%%

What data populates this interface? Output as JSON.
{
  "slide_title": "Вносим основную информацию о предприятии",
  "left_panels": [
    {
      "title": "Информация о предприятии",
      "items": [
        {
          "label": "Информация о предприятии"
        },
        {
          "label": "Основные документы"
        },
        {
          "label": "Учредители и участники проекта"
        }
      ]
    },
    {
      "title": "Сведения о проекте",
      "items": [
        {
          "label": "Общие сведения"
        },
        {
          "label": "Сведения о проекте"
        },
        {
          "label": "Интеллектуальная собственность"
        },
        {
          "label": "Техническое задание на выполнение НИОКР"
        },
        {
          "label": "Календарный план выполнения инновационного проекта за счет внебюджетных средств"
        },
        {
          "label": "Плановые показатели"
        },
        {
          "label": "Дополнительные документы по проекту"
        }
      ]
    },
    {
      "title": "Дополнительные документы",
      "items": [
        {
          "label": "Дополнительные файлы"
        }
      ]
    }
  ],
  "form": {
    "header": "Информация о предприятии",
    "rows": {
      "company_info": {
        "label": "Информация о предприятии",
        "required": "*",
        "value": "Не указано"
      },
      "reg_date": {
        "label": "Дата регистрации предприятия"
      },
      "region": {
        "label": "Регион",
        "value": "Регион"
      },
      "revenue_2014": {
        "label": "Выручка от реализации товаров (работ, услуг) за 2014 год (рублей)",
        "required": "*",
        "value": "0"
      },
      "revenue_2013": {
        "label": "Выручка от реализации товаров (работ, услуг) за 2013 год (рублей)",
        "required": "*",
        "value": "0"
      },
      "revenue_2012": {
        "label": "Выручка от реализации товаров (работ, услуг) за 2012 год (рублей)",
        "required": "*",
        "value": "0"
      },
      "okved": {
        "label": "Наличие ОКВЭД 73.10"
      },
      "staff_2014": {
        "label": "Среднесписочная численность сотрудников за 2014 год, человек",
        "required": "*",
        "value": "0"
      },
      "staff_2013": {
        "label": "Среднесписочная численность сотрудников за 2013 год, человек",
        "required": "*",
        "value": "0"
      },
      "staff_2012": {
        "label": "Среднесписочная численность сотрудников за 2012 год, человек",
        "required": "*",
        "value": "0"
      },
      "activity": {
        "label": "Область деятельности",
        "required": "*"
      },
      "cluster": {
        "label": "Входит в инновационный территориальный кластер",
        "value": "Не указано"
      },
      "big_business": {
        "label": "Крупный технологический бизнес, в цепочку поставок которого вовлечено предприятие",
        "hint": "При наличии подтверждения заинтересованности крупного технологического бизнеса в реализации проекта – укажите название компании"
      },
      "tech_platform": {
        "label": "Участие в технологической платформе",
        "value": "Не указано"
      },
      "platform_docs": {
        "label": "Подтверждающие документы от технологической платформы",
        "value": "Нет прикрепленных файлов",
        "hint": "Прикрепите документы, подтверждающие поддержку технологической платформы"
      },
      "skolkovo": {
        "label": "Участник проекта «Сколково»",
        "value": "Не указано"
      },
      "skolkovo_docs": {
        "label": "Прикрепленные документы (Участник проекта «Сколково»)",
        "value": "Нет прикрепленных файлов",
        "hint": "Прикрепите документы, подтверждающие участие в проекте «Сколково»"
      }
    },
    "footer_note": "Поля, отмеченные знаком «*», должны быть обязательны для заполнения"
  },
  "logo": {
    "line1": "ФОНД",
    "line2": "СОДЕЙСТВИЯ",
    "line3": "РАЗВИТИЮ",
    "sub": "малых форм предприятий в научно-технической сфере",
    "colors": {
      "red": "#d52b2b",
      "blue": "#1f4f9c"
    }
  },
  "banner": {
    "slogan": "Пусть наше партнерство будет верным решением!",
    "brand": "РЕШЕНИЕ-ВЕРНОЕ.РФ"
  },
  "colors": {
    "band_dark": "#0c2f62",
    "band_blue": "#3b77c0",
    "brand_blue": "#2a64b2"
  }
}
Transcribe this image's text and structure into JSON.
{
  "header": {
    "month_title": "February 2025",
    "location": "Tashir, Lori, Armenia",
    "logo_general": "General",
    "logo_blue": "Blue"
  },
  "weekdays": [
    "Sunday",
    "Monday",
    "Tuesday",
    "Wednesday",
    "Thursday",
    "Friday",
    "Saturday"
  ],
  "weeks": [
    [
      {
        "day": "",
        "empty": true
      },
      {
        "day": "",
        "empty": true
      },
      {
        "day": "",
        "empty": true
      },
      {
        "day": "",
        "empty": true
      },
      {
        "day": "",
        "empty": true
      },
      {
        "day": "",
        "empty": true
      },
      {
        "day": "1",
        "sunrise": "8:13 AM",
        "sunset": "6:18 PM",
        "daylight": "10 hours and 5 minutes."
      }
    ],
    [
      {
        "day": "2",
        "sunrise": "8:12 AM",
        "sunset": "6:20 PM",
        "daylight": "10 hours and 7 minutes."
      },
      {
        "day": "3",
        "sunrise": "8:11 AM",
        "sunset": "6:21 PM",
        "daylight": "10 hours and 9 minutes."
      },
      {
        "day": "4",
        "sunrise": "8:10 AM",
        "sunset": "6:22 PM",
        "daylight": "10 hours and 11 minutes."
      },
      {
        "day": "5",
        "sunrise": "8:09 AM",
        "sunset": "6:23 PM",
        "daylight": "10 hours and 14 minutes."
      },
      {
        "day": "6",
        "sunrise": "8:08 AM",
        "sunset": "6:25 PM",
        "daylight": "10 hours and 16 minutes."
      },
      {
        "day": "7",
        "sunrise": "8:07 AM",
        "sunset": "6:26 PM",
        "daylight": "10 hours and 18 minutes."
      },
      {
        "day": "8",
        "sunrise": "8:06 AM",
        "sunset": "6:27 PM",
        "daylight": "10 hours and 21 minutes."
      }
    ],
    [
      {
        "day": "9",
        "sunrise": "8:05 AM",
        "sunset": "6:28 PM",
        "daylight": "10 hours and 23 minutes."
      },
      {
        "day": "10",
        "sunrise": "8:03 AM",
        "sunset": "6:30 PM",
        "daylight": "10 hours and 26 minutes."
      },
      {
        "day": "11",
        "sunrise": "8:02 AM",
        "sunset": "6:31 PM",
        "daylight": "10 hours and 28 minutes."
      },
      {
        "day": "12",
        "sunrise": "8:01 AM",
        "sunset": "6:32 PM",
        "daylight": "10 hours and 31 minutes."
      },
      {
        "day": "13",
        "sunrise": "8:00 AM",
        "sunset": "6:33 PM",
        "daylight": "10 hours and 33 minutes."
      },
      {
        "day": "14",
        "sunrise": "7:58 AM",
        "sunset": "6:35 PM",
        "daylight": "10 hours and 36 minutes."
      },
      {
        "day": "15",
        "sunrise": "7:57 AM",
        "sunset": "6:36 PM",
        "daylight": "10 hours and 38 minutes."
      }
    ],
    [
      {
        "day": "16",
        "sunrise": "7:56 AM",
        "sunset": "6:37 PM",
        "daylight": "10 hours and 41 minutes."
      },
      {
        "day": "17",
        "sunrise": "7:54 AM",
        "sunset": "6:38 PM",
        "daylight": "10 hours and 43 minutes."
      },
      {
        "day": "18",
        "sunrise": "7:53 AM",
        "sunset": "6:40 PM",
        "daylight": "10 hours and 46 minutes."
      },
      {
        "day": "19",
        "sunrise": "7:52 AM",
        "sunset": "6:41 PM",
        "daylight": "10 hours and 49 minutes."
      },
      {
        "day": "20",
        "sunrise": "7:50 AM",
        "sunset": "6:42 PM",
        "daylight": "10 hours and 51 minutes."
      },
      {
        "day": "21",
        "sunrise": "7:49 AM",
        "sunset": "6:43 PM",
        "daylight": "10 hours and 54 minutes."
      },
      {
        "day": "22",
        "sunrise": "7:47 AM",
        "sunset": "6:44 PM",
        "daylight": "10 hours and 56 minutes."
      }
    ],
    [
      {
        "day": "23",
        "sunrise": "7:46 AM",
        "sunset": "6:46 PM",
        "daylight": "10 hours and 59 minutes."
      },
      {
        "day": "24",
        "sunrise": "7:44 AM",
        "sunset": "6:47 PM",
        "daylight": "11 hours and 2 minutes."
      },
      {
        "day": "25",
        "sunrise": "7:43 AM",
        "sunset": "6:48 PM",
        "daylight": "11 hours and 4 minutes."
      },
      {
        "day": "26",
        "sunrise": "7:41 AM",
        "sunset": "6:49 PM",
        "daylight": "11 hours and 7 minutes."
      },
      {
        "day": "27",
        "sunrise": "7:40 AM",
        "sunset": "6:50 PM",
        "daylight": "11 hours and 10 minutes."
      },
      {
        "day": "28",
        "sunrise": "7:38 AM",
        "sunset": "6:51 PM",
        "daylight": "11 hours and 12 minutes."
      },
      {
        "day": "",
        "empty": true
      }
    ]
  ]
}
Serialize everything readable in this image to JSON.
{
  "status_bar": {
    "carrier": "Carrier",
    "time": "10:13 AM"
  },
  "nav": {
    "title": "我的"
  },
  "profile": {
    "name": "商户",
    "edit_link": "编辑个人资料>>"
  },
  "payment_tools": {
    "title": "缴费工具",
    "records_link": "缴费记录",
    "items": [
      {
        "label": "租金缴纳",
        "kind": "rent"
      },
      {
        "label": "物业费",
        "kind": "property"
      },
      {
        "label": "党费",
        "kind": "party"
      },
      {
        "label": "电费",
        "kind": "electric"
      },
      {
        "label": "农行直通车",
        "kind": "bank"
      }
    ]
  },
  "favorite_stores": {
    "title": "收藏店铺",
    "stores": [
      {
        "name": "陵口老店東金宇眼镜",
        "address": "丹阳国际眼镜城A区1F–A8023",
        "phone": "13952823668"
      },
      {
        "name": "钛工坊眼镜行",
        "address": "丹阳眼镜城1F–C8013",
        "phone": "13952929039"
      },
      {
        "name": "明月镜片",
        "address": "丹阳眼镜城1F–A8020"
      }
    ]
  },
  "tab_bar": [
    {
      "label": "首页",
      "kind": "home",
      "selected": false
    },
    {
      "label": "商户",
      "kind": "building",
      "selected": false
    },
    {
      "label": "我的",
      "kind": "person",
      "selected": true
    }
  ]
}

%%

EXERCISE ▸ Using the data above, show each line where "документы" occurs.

PROBLEM SOLUTION ▸
          "label": "Основные документы"
          "label": "Дополнительные документы по проекту"
      "title": "Дополнительные документы",
        "label": "Подтверждающие документы от технологической платформы",
        "hint": "Прикрепите документы, подтверждающие поддержку технологической платформы"
        "label": "Прикрепленные документы (Участник проекта «Сколково»)",
        "hint": "Прикрепите документы, подтверждающие участие в проекте «Сколково»"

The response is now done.